• **WHAT IS NEEDED**: Where in the data below does the word "frame" appear? Copy every line that has it.

Interface dataset entries:

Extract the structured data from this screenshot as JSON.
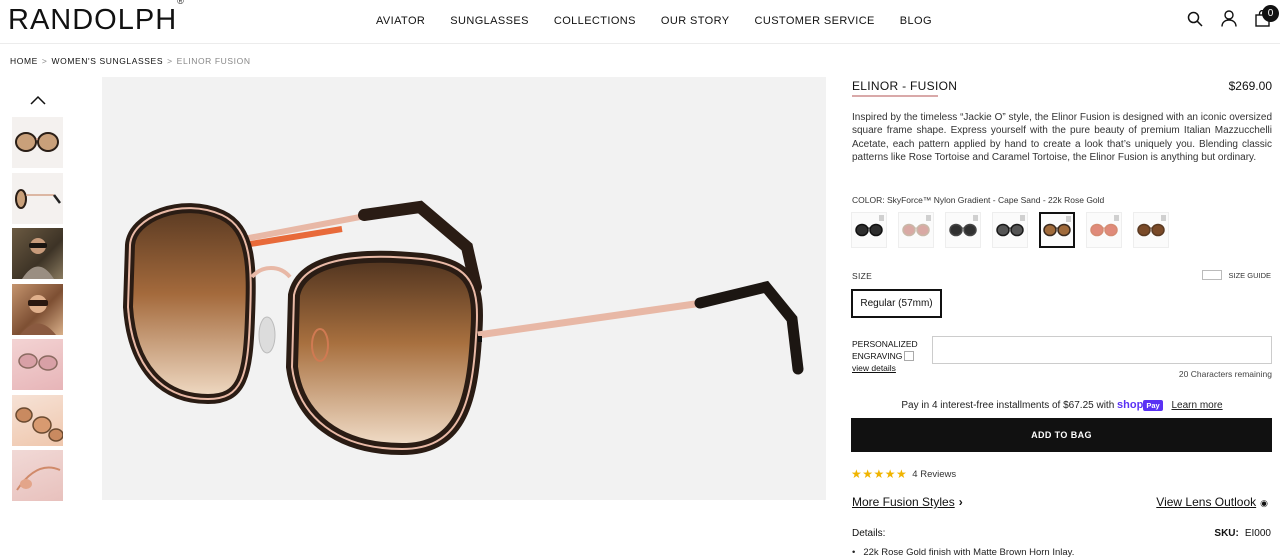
{
  "brand": {
    "logo": "RANDOLPH",
    "reg": "®"
  },
  "nav": [
    "AVIATOR",
    "SUNGLASSES",
    "COLLECTIONS",
    "OUR STORY",
    "CUSTOMER SERVICE",
    "BLOG"
  ],
  "header": {
    "bag_count": "0"
  },
  "breadcrumb": {
    "home": "HOME",
    "category": "WOMEN'S SUNGLASSES",
    "current": "ELINOR FUSION",
    "sep": ">"
  },
  "product": {
    "title": "ELINOR - FUSION",
    "price": "$269.00",
    "description": "Inspired by the timeless “Jackie O” style, the Elinor Fusion is designed with an iconic oversized square frame shape. Express yourself with the pure beauty of premium Italian Mazzucchelli Acetate, each pattern applied by hand to create a look that’s uniquely you. Blending classic patterns like Rose Tortoise and Caramel Tortoise, the Elinor Fusion is anything but ordinary.",
    "color_label": "COLOR: SkyForce™ Nylon Gradient - Cape Sand - 22k Rose Gold",
    "swatches": [
      {
        "lens": "#2e2e2e",
        "frame": "#111111"
      },
      {
        "lens": "#d9a9a4",
        "frame": "#c9b8a8"
      },
      {
        "lens": "#303030",
        "frame": "#444444"
      },
      {
        "lens": "#555555",
        "frame": "#1a1a1a"
      },
      {
        "lens": "#a06a3a",
        "frame": "#3a2a1e"
      },
      {
        "lens": "#e08a7a",
        "frame": "#d58b72"
      },
      {
        "lens": "#7a4a28",
        "frame": "#5a3a22"
      }
    ],
    "size_label": "SIZE",
    "size_guide": "SIZE GUIDE",
    "size_option": "Regular (57mm)",
    "engraving_label_1": "PERSONALIZED",
    "engraving_label_2": "ENGRAVING",
    "view_details": "view details",
    "chars_remaining": "20 Characters remaining",
    "installments_text": "Pay in 4 interest-free installments of $67.25 with",
    "shop_text": "shop",
    "pay_text": "Pay",
    "learn_more": "Learn more",
    "add_to_bag": "ADD TO BAG",
    "stars": "★★★★★",
    "rating": 5,
    "reviews": "4 Reviews",
    "more_styles": "More Fusion Styles",
    "lens_outlook": "View Lens Outlook",
    "details_label": "Details:",
    "sku_label": "SKU:",
    "sku_value": "EI000",
    "detail_1": "22k Rose Gold finish with Matte Brown Horn Inlay."
  },
  "colors": {
    "accent_underline": "#d9a9a9",
    "button": "#111111",
    "star": "#f0b400",
    "shoppay": "#5a31f4"
  }
}
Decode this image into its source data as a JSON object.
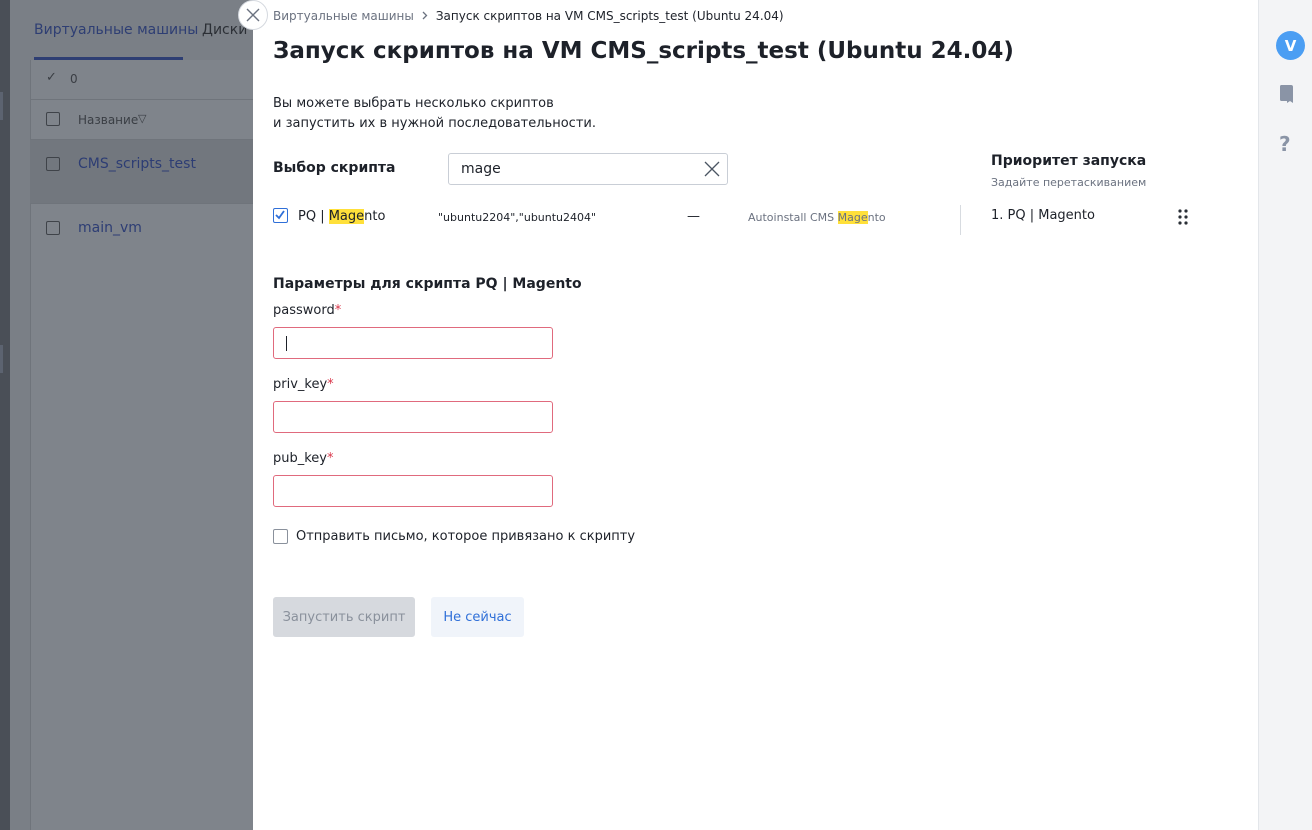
{
  "background": {
    "tabs": [
      "Виртуальные машины",
      "Диски V"
    ],
    "selected_count": "0",
    "column_name": "Название",
    "rows": [
      "CMS_scripts_test",
      "main_vm"
    ]
  },
  "sidebar": {
    "avatar_letter": "V"
  },
  "modal": {
    "breadcrumb": [
      "Виртуальные машины",
      "Запуск скриптов на VM CMS_scripts_test (Ubuntu 24.04)"
    ],
    "title": "Запуск скриптов на VM CMS_scripts_test (Ubuntu 24.04)",
    "description_line1": "Вы можете выбрать несколько скриптов",
    "description_line2": "и запустить их в нужной последовательности.",
    "script_select_label": "Выбор скрипта",
    "search_value": "mage",
    "script_row": {
      "name_prefix": "PQ | ",
      "name_highlight": "Mage",
      "name_suffix": "nto",
      "os": "\"ubuntu2204\",\"ubuntu2404\"",
      "dash": "—",
      "desc_prefix": "Autoinstall CMS ",
      "desc_highlight": "Mage",
      "desc_suffix": "nto",
      "checked": true
    },
    "priority": {
      "title": "Приоритет запуска",
      "subtitle": "Задайте перетаскиванием",
      "item": "1.  PQ | Magento"
    },
    "params_title": "Параметры для скрипта PQ | Magento",
    "fields": [
      {
        "label": "password",
        "required_mark": "*",
        "value": ""
      },
      {
        "label": "priv_key",
        "required_mark": "*",
        "value": ""
      },
      {
        "label": "pub_key",
        "required_mark": "*",
        "value": ""
      }
    ],
    "email_checkbox_label": "Отправить письмо, которое привязано к скрипту",
    "run_button": "Запустить скрипт",
    "later_button": "Не сейчас"
  },
  "colors": {
    "accent": "#2f6fd8",
    "highlight": "#ffe03a",
    "required": "#d9364a",
    "avatar": "#4b9ef3"
  }
}
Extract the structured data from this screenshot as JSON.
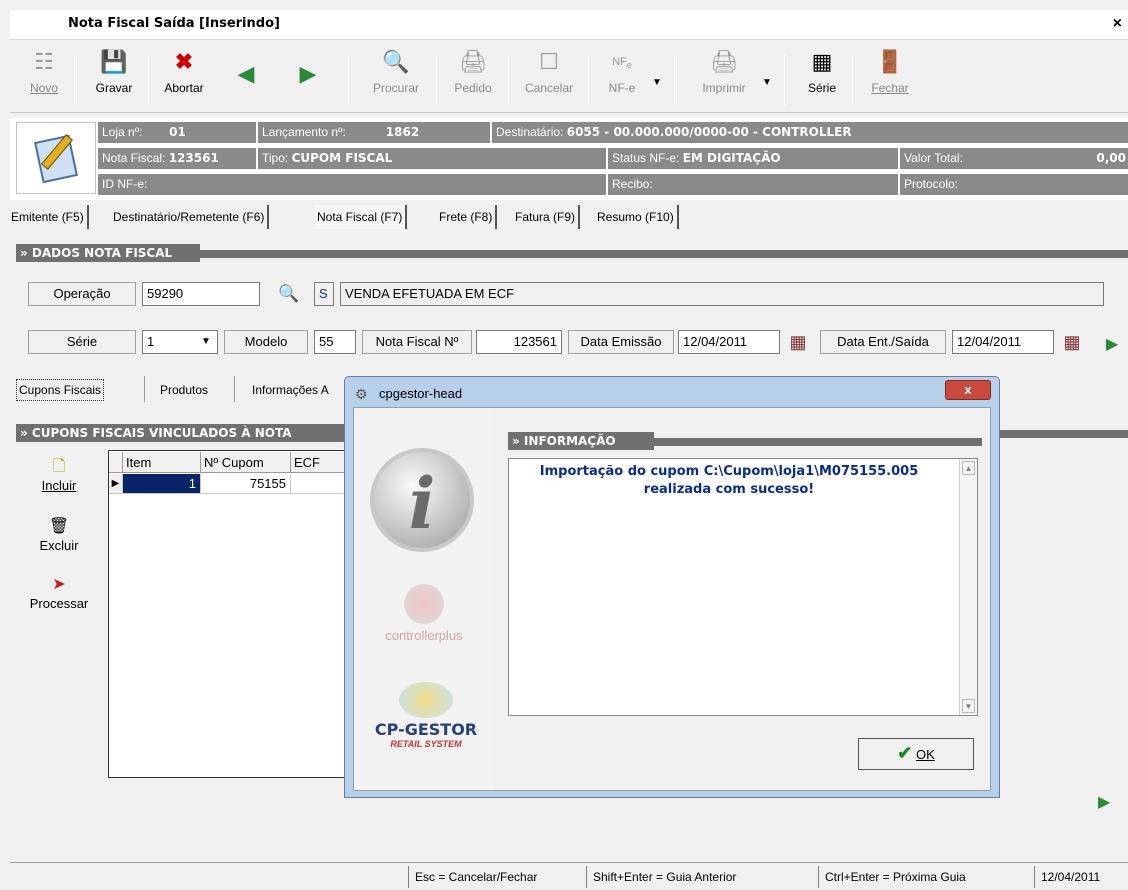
{
  "window": {
    "title": "Nota Fiscal Saída [Inserindo]",
    "close_glyph": "×"
  },
  "toolbar": {
    "novo": "Novo",
    "gravar": "Gravar",
    "abortar": "Abortar",
    "procurar": "Procurar",
    "pedido": "Pedido",
    "cancelar": "Cancelar",
    "nfe": "NF-e",
    "imprimir": "Imprimir",
    "serie": "Série",
    "fechar": "Fechar"
  },
  "header": {
    "loja_label": "Loja nº:",
    "loja_value": "01",
    "lancamento_label": "Lançamento nº:",
    "lancamento_value": "1862",
    "destinatario_label": "Destinatário:",
    "destinatario_value": "6055 - 00.000.000/0000-00 - CONTROLLER",
    "nota_label": "Nota Fiscal:",
    "nota_value": "123561",
    "tipo_label": "Tipo:",
    "tipo_value": "CUPOM FISCAL",
    "status_label": "Status NF-e:",
    "status_value": "EM DIGITAÇÃO",
    "valor_label": "Valor Total:",
    "valor_value": "0,00",
    "idnfe_label": "ID NF-e:",
    "recibo_label": "Recibo:",
    "protocolo_label": "Protocolo:"
  },
  "tabs": [
    "Emitente (F5)",
    "Destinatário/Remetente (F6)",
    "Nota Fiscal (F7)",
    "Frete (F8)",
    "Fatura (F9)",
    "Resumo (F10)"
  ],
  "dados": {
    "section_title": "» DADOS NOTA FISCAL",
    "operacao_label": "Operação",
    "operacao_value": "59290",
    "operacao_flag": "S",
    "operacao_desc": "VENDA EFETUADA EM ECF",
    "serie_label": "Série",
    "serie_value": "1",
    "modelo_label": "Modelo",
    "modelo_value": "55",
    "nf_label": "Nota Fiscal Nº",
    "nf_value": "123561",
    "emissao_label": "Data Emissão",
    "emissao_value": "12/04/2011",
    "entsaida_label": "Data Ent./Saída",
    "entsaida_value": "12/04/2011"
  },
  "subtabs": [
    "Cupons Fiscais",
    "Produtos",
    "Informações A"
  ],
  "cupons": {
    "section_title": "» CUPONS FISCAIS VINCULADOS  À NOTA",
    "columns": [
      "Item",
      "Nº Cupom",
      "ECF"
    ],
    "rows": [
      {
        "item": "1",
        "cupom": "75155",
        "ecf": ""
      }
    ],
    "incluir": "Incluir",
    "excluir": "Excluir",
    "processar": "Processar"
  },
  "dialog": {
    "title": "cpgestor-head",
    "close": "x",
    "section_title": "» INFORMAÇÃO",
    "message": "Importação do cupom C:\\Cupom\\loja1\\M075155.005 realizada com sucesso!",
    "ok": "OK",
    "brand1": "controllerplus",
    "brand2": "CP-GESTOR",
    "brand2_sub": "RETAIL SYSTEM"
  },
  "statusbar": {
    "esc": "Esc = Cancelar/Fechar",
    "shift": "Shift+Enter = Guia Anterior",
    "ctrl": "Ctrl+Enter = Próxima Guia",
    "date": "12/04/2011"
  },
  "colors": {
    "header_bg": "#8a8a8a",
    "section_bg": "#707070",
    "grid_select": "#0a246a",
    "dialog_msg": "#0a2d8a"
  }
}
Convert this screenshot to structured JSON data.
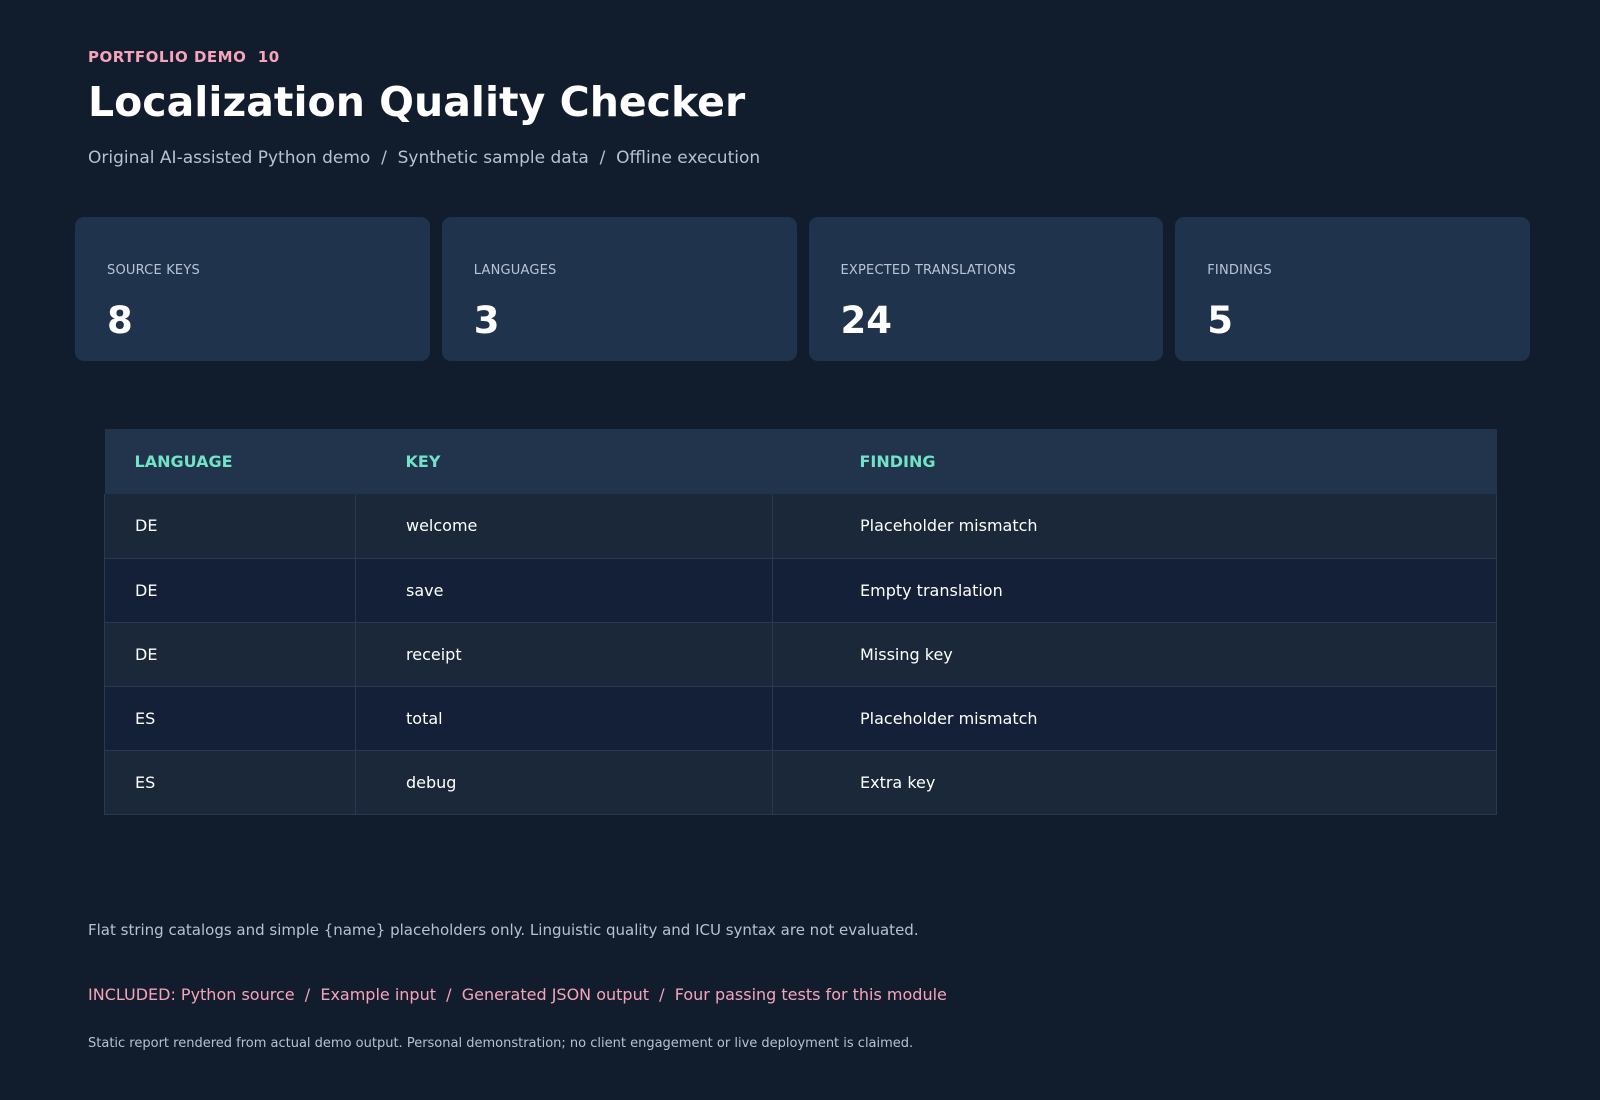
{
  "header": {
    "eyebrow": "PORTFOLIO DEMO  10",
    "title": "Localization Quality Checker",
    "subtitle": "Original AI-assisted Python demo  /  Synthetic sample data  /  Offline execution"
  },
  "stats": [
    {
      "label": "SOURCE KEYS",
      "value": "8"
    },
    {
      "label": "LANGUAGES",
      "value": "3"
    },
    {
      "label": "EXPECTED TRANSLATIONS",
      "value": "24"
    },
    {
      "label": "FINDINGS",
      "value": "5"
    }
  ],
  "table": {
    "columns": [
      "LANGUAGE",
      "KEY",
      "FINDING"
    ],
    "rows": [
      [
        "DE",
        "welcome",
        "Placeholder mismatch"
      ],
      [
        "DE",
        "save",
        "Empty translation"
      ],
      [
        "DE",
        "receipt",
        "Missing key"
      ],
      [
        "ES",
        "total",
        "Placeholder mismatch"
      ],
      [
        "ES",
        "debug",
        "Extra key"
      ]
    ]
  },
  "footer": {
    "note": "Flat string catalogs and simple {name} placeholders only. Linguistic quality and ICU syntax are not evaluated.",
    "included": "INCLUDED: Python source  /  Example input  /  Generated JSON output  /  Four passing tests for this module",
    "disclaimer": "Static report rendered from actual demo output. Personal demonstration; no client engagement or live deployment is claimed."
  }
}
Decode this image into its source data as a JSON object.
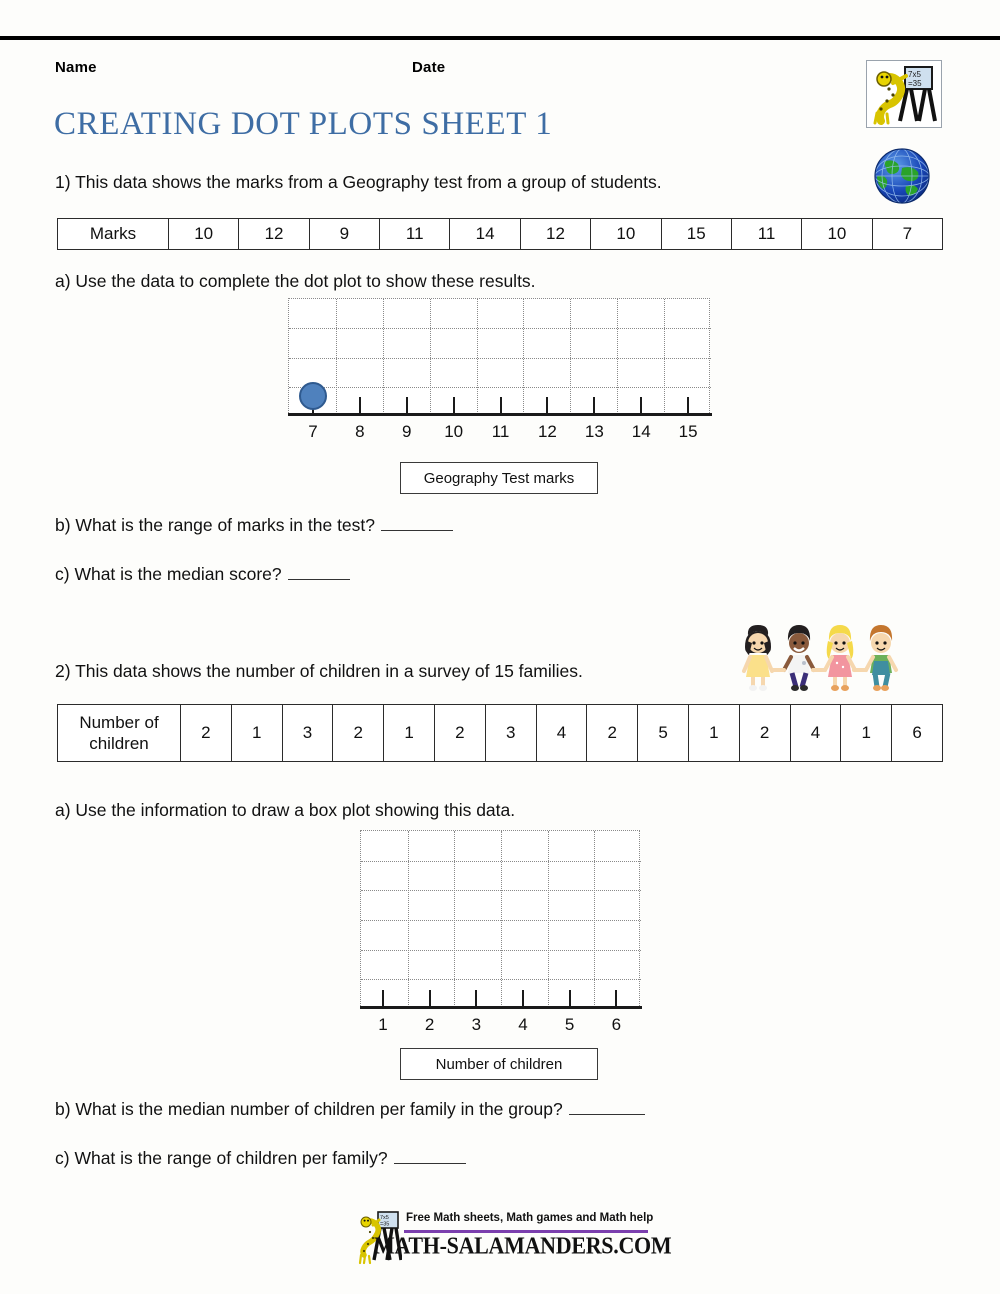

• **TASK ANSWER**:
    "description": "Inspired by the timeless “Jackie O” style, the Elinor Fusion is designed with an iconic oversized square frame shape. Express yourself with the pure beauty of premium Italian Mazzucchelli Acetate, each pattern applied by hand to create a look that’s uniquely you. Blending classic patterns like Rose Tortoise and Caramel Tortoise, the Elinor Fusion is anything but ordinary.",
        "frame": "#111111"
        "frame": "#c9b8a8"
        "frame": "#444444"
        "frame": "#1a1a1a"
        "frame": "#3a2a1e"
        "frame": "#d58b72"
        "frame": "#5a3a22"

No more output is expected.